### Introduction

Any data scientist’s or data analyst’s daily work with statistical inference is centered on the Central Limit Theorem. A fundamental concept in probability and statistics is the Central Limit Theorem (CLT). The theory states that as sample size increases, the mean distribution over many samples will resemble a Gaussian distribution.

We may consider doing a trial and obtaining a result or an observation. We can repeat the experiment to obtain a fresh, independent finding. A sample of observations is composed of accumulated, multiple observations.

In the unlikely event that Once we compute the sample mean, it will be close to the population distribution mean. In any event, it will not be accurate and contain some errors, just like any estimate. In the unlikely event that we compute the means of several independent samples then distribute them, a Gaussian distribution will result.

### Importance of CLT

Below are some of the most relevant benefits/importance of the Central Limit Theorem (CLT):

We receive a certain distribution over our estimates from the CLT. This allows us to ask a question regarding the likelihood of an estimate we make. Assume, for instance, that we are trying to predict the outcome of an election.

We conduct a study and find that 30% of respondents in our sample would choose Candidate A over Candidate B. As we have only examined a tiny portion of the population, we would like to know whether our conclusion can be considered to apply to the entire population, and if not, how large the potential mistake may be.

The CLT makes as much of an effort to reveal to us that, in the unlikely event that we repeated the poll, the ensuing hypotheses would be regularly distributed over the actual population value.

From the center out, the CLT is operable. It means you may be secure even with small samples if you are assuming something near to the mean, like that about two-thirds of future totals will fall inside one standard deviation of the mean.

An important function in statistical inference is played by the CLT. It shows exactly how much sampling error decreases as sample size increases, which provides information on the accuracy or margin of error for estimates of statistics, such as percentages, from samples. A random variable that is nearly regularly distributed is produced through the accumulation of a sizable number of independent random variables.

A random variable that is nearly regularly distributed is produced through the accumulation of a sizable number of independent random variables.

The idea that it is plausible to extrapolate results from a sample to the population is what drives statistical inference. How do we ensure that the relationships in an example are real and not merely there for the sake of possibility?

The goal of significance tests is to provide a target metric that may be used to help determine if the broad perspective is valid.
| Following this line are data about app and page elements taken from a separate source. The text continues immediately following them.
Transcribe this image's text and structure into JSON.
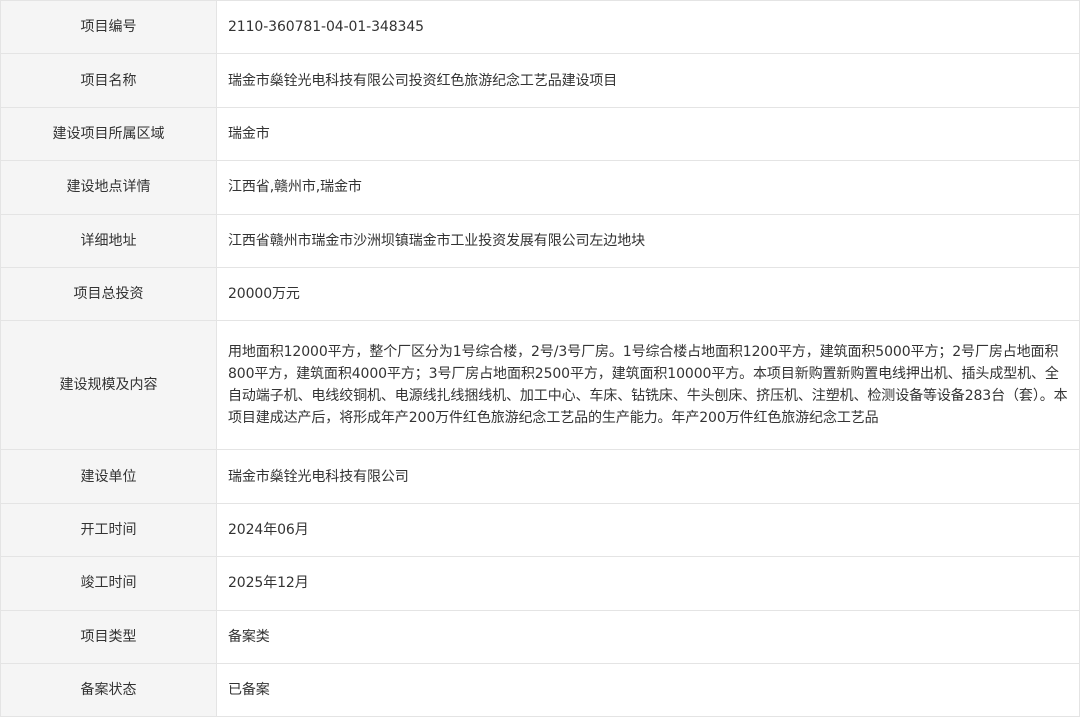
{
  "rows": [
    {
      "label": "项目编号",
      "value": "2110-360781-04-01-348345"
    },
    {
      "label": "项目名称",
      "value": "瑞金市燊铨光电科技有限公司投资红色旅游纪念工艺品建设项目"
    },
    {
      "label": "建设项目所属区域",
      "value": "瑞金市"
    },
    {
      "label": "建设地点详情",
      "value": "江西省,赣州市,瑞金市"
    },
    {
      "label": "详细地址",
      "value": "江西省赣州市瑞金市沙洲坝镇瑞金市工业投资发展有限公司左边地块"
    },
    {
      "label": "项目总投资",
      "value": "20000万元"
    },
    {
      "label": "建设规模及内容",
      "value": "用地面积12000平方，整个厂区分为1号综合楼，2号/3号厂房。1号综合楼占地面积1200平方，建筑面积5000平方；2号厂房占地面积800平方，建筑面积4000平方；3号厂房占地面积2500平方，建筑面积10000平方。本项目新购置新购置电线押出机、插头成型机、全自动端子机、电线绞铜机、电源线扎线捆线机、加工中心、车床、钻铣床、牛头刨床、挤压机、注塑机、检测设备等设备283台（套）。本项目建成达产后，将形成年产200万件红色旅游纪念工艺品的生产能力。年产200万件红色旅游纪念工艺品"
    },
    {
      "label": "建设单位",
      "value": "瑞金市燊铨光电科技有限公司"
    },
    {
      "label": "开工时间",
      "value": "2024年06月"
    },
    {
      "label": "竣工时间",
      "value": "2025年12月"
    },
    {
      "label": "项目类型",
      "value": "备案类"
    },
    {
      "label": "备案状态",
      "value": "已备案"
    }
  ]
}
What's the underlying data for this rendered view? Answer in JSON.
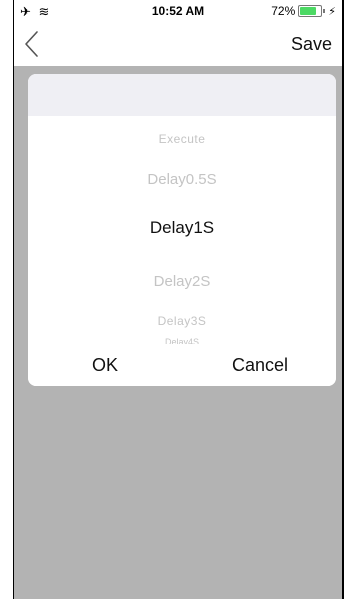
{
  "status_bar": {
    "left_icons": "✈ ≋",
    "time": "10:52 AM",
    "battery_percent": "72%",
    "battery_level": 0.72,
    "charging_icon": "⚡"
  },
  "nav": {
    "back_icon": "chevron-left-icon",
    "save_label": "Save"
  },
  "picker": {
    "options": [
      "Execute",
      "Delay0.5S",
      "Delay1S",
      "Delay2S",
      "Delay3S",
      "Delay4S"
    ],
    "selected": "Delay1S"
  },
  "dialog": {
    "ok_label": "OK",
    "cancel_label": "Cancel"
  },
  "colors": {
    "overlay": "#b3b3b3",
    "battery": "#4cd964",
    "dialog_header": "#efeff4"
  }
}
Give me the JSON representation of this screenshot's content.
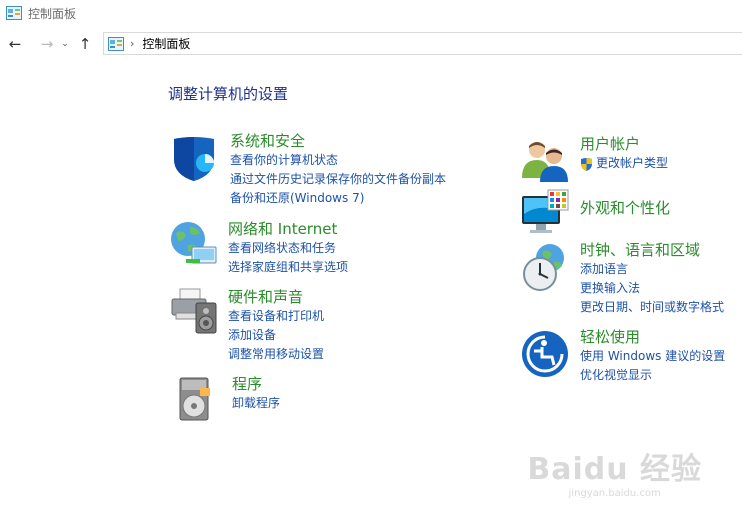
{
  "window": {
    "title": "控制面板",
    "icon": "control-panel-icon"
  },
  "nav": {
    "back": "←",
    "forward": "→",
    "history": "⌄",
    "up": "↑",
    "breadcrumb_sep": "›",
    "breadcrumb": "控制面板"
  },
  "heading": "调整计算机的设置",
  "left_categories": [
    {
      "title": "系统和安全",
      "icon": "shield-icon",
      "links": [
        "查看你的计算机状态",
        "通过文件历史记录保存你的文件备份副本",
        "备份和还原(Windows 7)"
      ]
    },
    {
      "title": "网络和 Internet",
      "icon": "globe-network-icon",
      "links": [
        "查看网络状态和任务",
        "选择家庭组和共享选项"
      ]
    },
    {
      "title": "硬件和声音",
      "icon": "printer-speaker-icon",
      "links": [
        "查看设备和打印机",
        "添加设备",
        "调整常用移动设置"
      ]
    },
    {
      "title": "程序",
      "icon": "programs-disc-icon",
      "links": [
        "卸载程序"
      ]
    }
  ],
  "right_categories": [
    {
      "title": "用户帐户",
      "icon": "users-icon",
      "links": [
        "更改帐户类型"
      ]
    },
    {
      "title": "外观和个性化",
      "icon": "monitor-palette-icon",
      "links": []
    },
    {
      "title": "时钟、语言和区域",
      "icon": "clock-globe-icon",
      "links": [
        "添加语言",
        "更换输入法",
        "更改日期、时间或数字格式"
      ]
    },
    {
      "title": "轻松使用",
      "icon": "accessibility-icon",
      "links": [
        "使用 Windows 建议的设置",
        "优化视觉显示"
      ]
    }
  ],
  "watermark": {
    "logo": "Baidu 经验",
    "sub": "jingyan.baidu.com"
  },
  "colors": {
    "heading": "#1e3287",
    "category": "#2a8c2a",
    "link": "#1e52a7"
  }
}
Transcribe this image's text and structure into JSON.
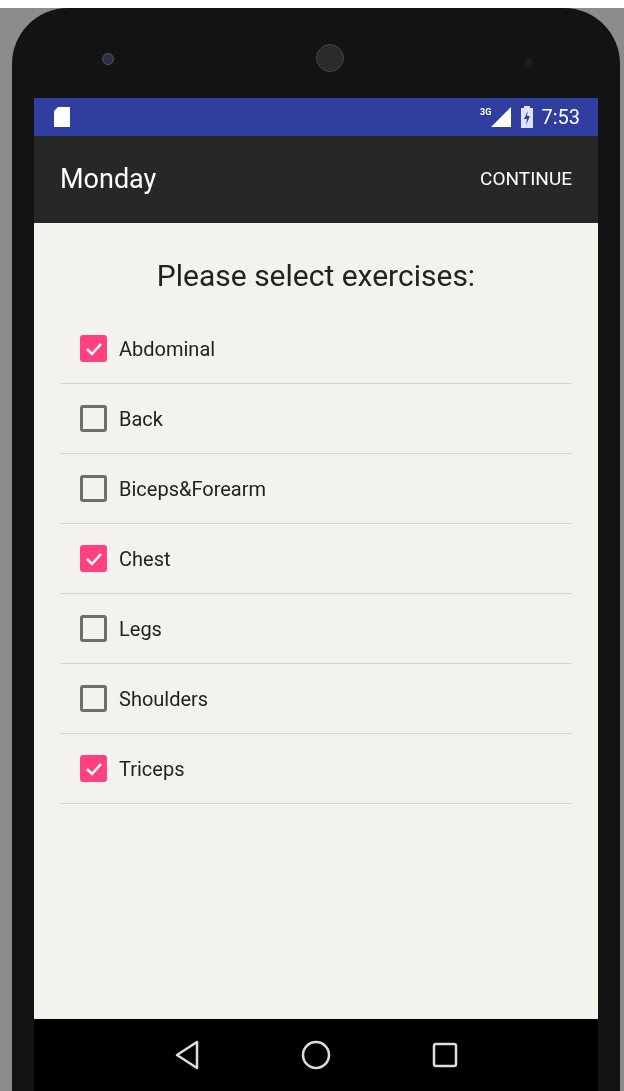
{
  "status_bar": {
    "network": "3G",
    "time": "7:53"
  },
  "app_bar": {
    "title": "Monday",
    "action": "CONTINUE"
  },
  "heading": "Please select exercises:",
  "exercises": [
    {
      "label": "Abdominal",
      "checked": true
    },
    {
      "label": "Back",
      "checked": false
    },
    {
      "label": "Biceps&Forearm",
      "checked": false
    },
    {
      "label": "Chest",
      "checked": true
    },
    {
      "label": "Legs",
      "checked": false
    },
    {
      "label": "Shoulders",
      "checked": false
    },
    {
      "label": "Triceps",
      "checked": true
    }
  ]
}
For instance, one might find a negative correlation between income and education in a sample. Nevertheless, further details are required to demonstrate that the result is statistically significant and not merely the result of chance.

According to CLT, the Gaussian distribution is a prominent example of a naturally limiting distribution. It supports a variety of statistical hypotheses, for instance, the normality of the error terms in linear regression, which is the independent totality of several random variables with little volatility or undetectable mistakes.

The great majority of empirical study, including that conducted in the domains of astronomy, psychology, and economics, makes use of the CLT, which may be the most widely used theorem in all of science. Every sample, survey, clinical trial, analytical experiment, randomized intervention, and just about any other sort of scientific testing you can think of uses CLT.

Conclusion

The CLT has the benefit of being robust, which implies that the theory may still be applied even if the data come from a variety of distributions as long as their mean and variance are equal.

According to the CLT, as sample size grows, sample means converge on population means and the difference between them converges to be normally distributed with a variance equal to population variance. It is crucial for both the use of statistics and the comprehension of nature.